Offline nerd4444

  • Full Member
  • **
  • Posts: 6
language-tagalog or bisayan to english books
« on: March 16, 2018, 01:45:27 AM »
I saw a post about filipino language books to English. I am interested in acquiring such.

george

Offline sussexrob

  • Full Member
  • **
  • Posts: 41
Re: language-tagalog or bisayan to english books
« Reply #1 on: March 16, 2018, 05:54:41 PM »
I have purchased a few books to try and learn the language.   Depending on which part you are living in, if you are in the Visayas,  I can recommend  a book titled Maayong Buntag, written by a guy called Steve W. Chadde.   Very good read and very helpful , includes English-Visayan and Visayan -English Dictionaries.

Offline nerd4444

  • Full Member
  • **
  • Posts: 6
Re: language-tagalog or bisayan to english books
« Reply #2 on: March 17, 2018, 09:02:09 AM »
thank you for info led me to purchanse on amazon.

Offline UNGGOY

  • New Member
  • *
  • Posts: 0
  • BANNED for insulting members
Re: language-tagalog or bisayan to english books
« Reply #3 on: March 26, 2018, 03:09:33 AM »
I saw a post about filipino language books to English. I am interested in acquiring such.

george
Only people in Manila speak Tagalog. And Bisayan is not a language.

With nearly 200 different languages spoken in the Philippines, it depends on what you want.

Personally, I think Filipino is best to learn. In Manila you will sound educated. And people should generally understand you in province.
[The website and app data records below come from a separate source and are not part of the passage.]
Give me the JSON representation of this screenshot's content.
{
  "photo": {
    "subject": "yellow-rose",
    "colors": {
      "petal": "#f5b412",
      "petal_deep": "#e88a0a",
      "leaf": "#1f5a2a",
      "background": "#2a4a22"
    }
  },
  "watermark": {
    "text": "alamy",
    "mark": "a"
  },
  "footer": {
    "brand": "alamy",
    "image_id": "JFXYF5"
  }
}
I personally hate Tagalog though.
This member has been BANNED for repeatedly insulting other members.

Offline Lee2

  • Administrator
  • Sr Member
  • ******
  • Posts: 3,385
  • *** Rest In Peace ***
Re: language-tagalog or bisayan to english books
« Reply #4 on: March 26, 2018, 09:53:32 AM »
Only people in Manila speak Tagalog. And Bisayan is not a language.

With nearly 200 different languages spoken in the Philippines, it depends on what you want.
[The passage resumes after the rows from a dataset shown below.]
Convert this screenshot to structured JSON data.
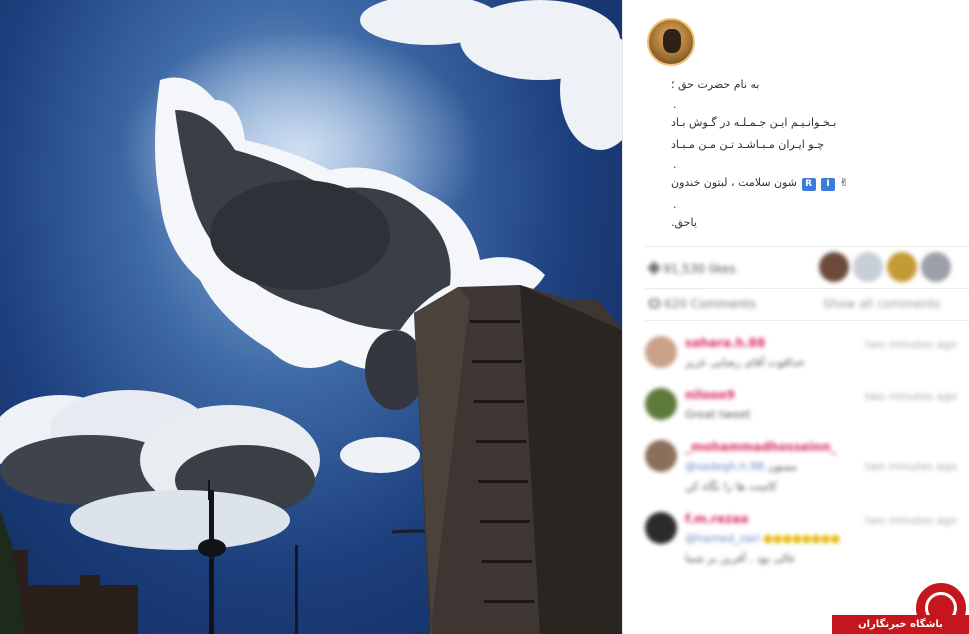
{
  "post": {
    "caption_lines": [
      "به نام حضرت حق ؛",
      "بـخـوانـیـم ایـن جـمـلـه در گـوش بـاد",
      "چـو ایـران مـبـاشـد تـن مـن مـبـاد",
      "شون سلامت ، لبتون خندون",
      "یاحق."
    ],
    "flag_letters": [
      "I",
      "R"
    ]
  },
  "stats": {
    "likes_text": "91,530 likes",
    "comments_text": "620 Comments",
    "show_all_label": "Show all comments"
  },
  "comments": [
    {
      "username": "sahara.h.88",
      "time": "two minutes ago",
      "text": "خداقوت آقای رضایی عزیز"
    },
    {
      "username": "nilooo9",
      "time": "two minutes ago",
      "text": "Great tweet"
    },
    {
      "username": "_mohammadhosseinn_",
      "time": "two minutes ago",
      "mention": "@sadegh.h.98",
      "text": "ممنون",
      "text2": "کامنت ها را نگاه کن"
    },
    {
      "username": "f.m.rezaa",
      "time": "two minutes ago",
      "mention": "@hamed_zari",
      "text2": "عالی بود . آفرین بر شما"
    }
  ],
  "watermark": {
    "label": "باشگاه خبرنگاران"
  },
  "colors": {
    "username": "#d72b60",
    "mention": "#6b82c9",
    "watermark": "#c4161c"
  }
}
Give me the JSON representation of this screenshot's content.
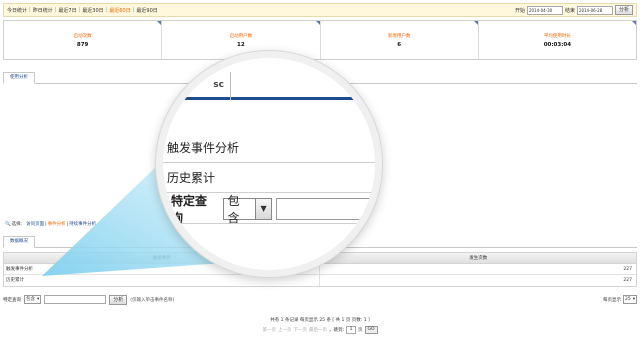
{
  "date_bar": {
    "ranges": [
      {
        "label": "今日统计",
        "active": false
      },
      {
        "label": "昨日统计",
        "active": false
      },
      {
        "label": "最近7日",
        "active": false
      },
      {
        "label": "最近30日",
        "active": false
      },
      {
        "label": "最近60日",
        "active": true
      },
      {
        "label": "最近90日",
        "active": false
      }
    ],
    "start_label": "开始",
    "start_value": "2014-04-30",
    "end_label": "结束",
    "end_value": "2014-06-28",
    "analyze_label": "分析"
  },
  "stats": [
    {
      "label": "启动次数",
      "value": "879"
    },
    {
      "label": "启动用户数",
      "value": "12"
    },
    {
      "label": "新增用户数",
      "value": "6"
    },
    {
      "label": "平均使用时长",
      "value": "00:03:04"
    }
  ],
  "usage_tab": {
    "label": "使用分析"
  },
  "select_line": {
    "prefix": "选择：",
    "links": [
      {
        "label": "访问页面",
        "active": false
      },
      {
        "label": "事件分析",
        "active": true
      },
      {
        "label": "持续事件分析",
        "active": false
      }
    ]
  },
  "overview_tab": {
    "label": "数据概况"
  },
  "table": {
    "columns": [
      "触发事件",
      "发生次数"
    ],
    "rows": [
      {
        "name": "触发事件分析",
        "count": "227"
      },
      {
        "name": "历史累计",
        "count": "227"
      }
    ]
  },
  "filter": {
    "label": "特定查询",
    "operator": "包含",
    "analyze_label": "分析",
    "hint": "(仅输入单击事件名称)",
    "perpage_label": "每页显示",
    "perpage_value": "25"
  },
  "pager": {
    "summary": "共有 1 条记录 每页显示 25 条 [ 共 1 页 页数: 1 ]",
    "first": "第一页",
    "prev": "上一页",
    "next": "下一页",
    "last": "最后一页",
    "goto_label": "，跳到:",
    "page_value": "1",
    "page_unit": "页",
    "go_label": "GO"
  },
  "magnifier": {
    "tab_fragment": "sc",
    "row_1": "触发事件分析",
    "row_2": "历史累计",
    "filter_label": "特定查询",
    "operator": "包含",
    "arrow": "▼"
  },
  "colors": {
    "accent_orange": "#ff6600",
    "link_blue": "#1f4b8f",
    "bar_bg": "#fff8dc"
  }
}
Personally, I think Filipino is best to learn. In Manila you will sound educated. And people should generally understand you in province. I personally hate Tagalog though.
Sort of wrong according to Wiki
Quote
Visayan languages
Visayan (Bisaya or Binisaya) is a group of languages of the Philippines that are related to Tagalog and Bikol, all three of which are part of the Central Philippine languages. Most Visayan languages are spoken in the whole Visayas section of the country, but they are also spoken in the Bicol Region (particularly in Masbate), islands south of Luzon, such as those that make up Romblon, most of the areas of Mindanao and the province of Sulu located southwest of Mindanao. Some residents of Metro Manila also speak Visayan.

Over 30 languages constitute the Visayan language family. The Visayan language with the most speakers is Cebuano, spoken by 20 million people as a native language in Central Visayas, parts of Eastern Visayas, and most of Mindanao. Two other well-known and widespread Visayan languages are Hiligaynon (Ilonggo), spoken by 10 million in most of Western Visayas and SOCCSKSARGEN; and Waray-Waray, spoken by 3 million in Eastern Visayas.
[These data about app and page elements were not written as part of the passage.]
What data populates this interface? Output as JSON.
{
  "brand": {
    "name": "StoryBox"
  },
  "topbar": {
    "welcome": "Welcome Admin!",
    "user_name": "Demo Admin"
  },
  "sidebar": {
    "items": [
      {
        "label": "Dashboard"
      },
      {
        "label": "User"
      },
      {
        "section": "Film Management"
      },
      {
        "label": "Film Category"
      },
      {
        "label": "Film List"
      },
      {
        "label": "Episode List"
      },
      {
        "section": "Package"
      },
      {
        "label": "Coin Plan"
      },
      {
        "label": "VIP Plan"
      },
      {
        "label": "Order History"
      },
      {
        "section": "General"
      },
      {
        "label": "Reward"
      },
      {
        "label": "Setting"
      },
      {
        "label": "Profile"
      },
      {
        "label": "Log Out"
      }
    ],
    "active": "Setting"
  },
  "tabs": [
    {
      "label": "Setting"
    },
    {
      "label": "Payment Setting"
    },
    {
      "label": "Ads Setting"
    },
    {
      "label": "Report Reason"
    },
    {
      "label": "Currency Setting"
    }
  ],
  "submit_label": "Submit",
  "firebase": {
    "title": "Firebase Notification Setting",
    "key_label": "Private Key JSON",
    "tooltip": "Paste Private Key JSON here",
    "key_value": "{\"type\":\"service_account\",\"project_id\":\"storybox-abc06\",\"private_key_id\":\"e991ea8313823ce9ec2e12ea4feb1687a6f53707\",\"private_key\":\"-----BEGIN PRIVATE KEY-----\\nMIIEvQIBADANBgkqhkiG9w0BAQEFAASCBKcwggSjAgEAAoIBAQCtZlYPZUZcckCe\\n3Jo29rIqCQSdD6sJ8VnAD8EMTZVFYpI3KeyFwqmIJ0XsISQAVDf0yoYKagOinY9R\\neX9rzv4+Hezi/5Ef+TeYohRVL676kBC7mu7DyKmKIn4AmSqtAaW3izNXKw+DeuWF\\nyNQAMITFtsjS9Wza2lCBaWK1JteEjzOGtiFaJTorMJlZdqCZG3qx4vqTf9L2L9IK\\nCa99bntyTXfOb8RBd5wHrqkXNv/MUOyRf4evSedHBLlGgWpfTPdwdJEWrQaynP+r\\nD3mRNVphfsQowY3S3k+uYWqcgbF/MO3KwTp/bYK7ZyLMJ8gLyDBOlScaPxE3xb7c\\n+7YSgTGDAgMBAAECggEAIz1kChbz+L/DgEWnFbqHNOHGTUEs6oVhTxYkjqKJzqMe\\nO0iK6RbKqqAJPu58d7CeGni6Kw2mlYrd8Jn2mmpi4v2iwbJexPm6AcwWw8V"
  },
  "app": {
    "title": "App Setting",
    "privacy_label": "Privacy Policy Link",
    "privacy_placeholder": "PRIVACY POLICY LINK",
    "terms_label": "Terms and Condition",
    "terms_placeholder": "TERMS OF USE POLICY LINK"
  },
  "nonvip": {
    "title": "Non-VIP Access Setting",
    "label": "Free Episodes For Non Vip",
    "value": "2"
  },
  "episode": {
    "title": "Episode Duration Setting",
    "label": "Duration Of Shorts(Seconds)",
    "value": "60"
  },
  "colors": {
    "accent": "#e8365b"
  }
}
The whole Philippines is not Tagalog and while people from the north may not like it, there is a whole other world in the middle to the south of wonderful warm people who would differ with anyone who says their language is not a language and that would include the current president of the Philippines.
Quote
Cebuano language
The Cebuano language, alternatively called Cebuan (/sɛˈbuːən/ seh-BOO-ən)[8][9] and also often colloquially albeit informally referred to by most of its speakers simply as Bisaya ("Visayan", not to be confused with other Visayan languages nor Brunei Bisaya language), is an Austronesian regional language spoken in the Philippines by about 21 million people, mostly in Central Visayas,[10] western parts of Eastern Visayas and most parts of Mindanao, most of whom belong to various Visayan ethnolingusitic groups, mainly the Cebuanos.[11] It is the by far the most widely spoken of the Visayan languages, which are in turn part of wider the Philippine languages. The reference to the language as Bisaya is not encouraged anymore by linguists due to the many languages within the Visayan language group that may be confused with the term. The Komisyon ng Wikang Filipino, the official regulating body of Philippine languages, spells the name of the language as Sebwano.
:) Happily married since 1994 & live part of the year in Cebu and the rest in S. Florida.

 


bisaya, cebuano, cebuano lessons, bisaya lessons
Romantic Tagalog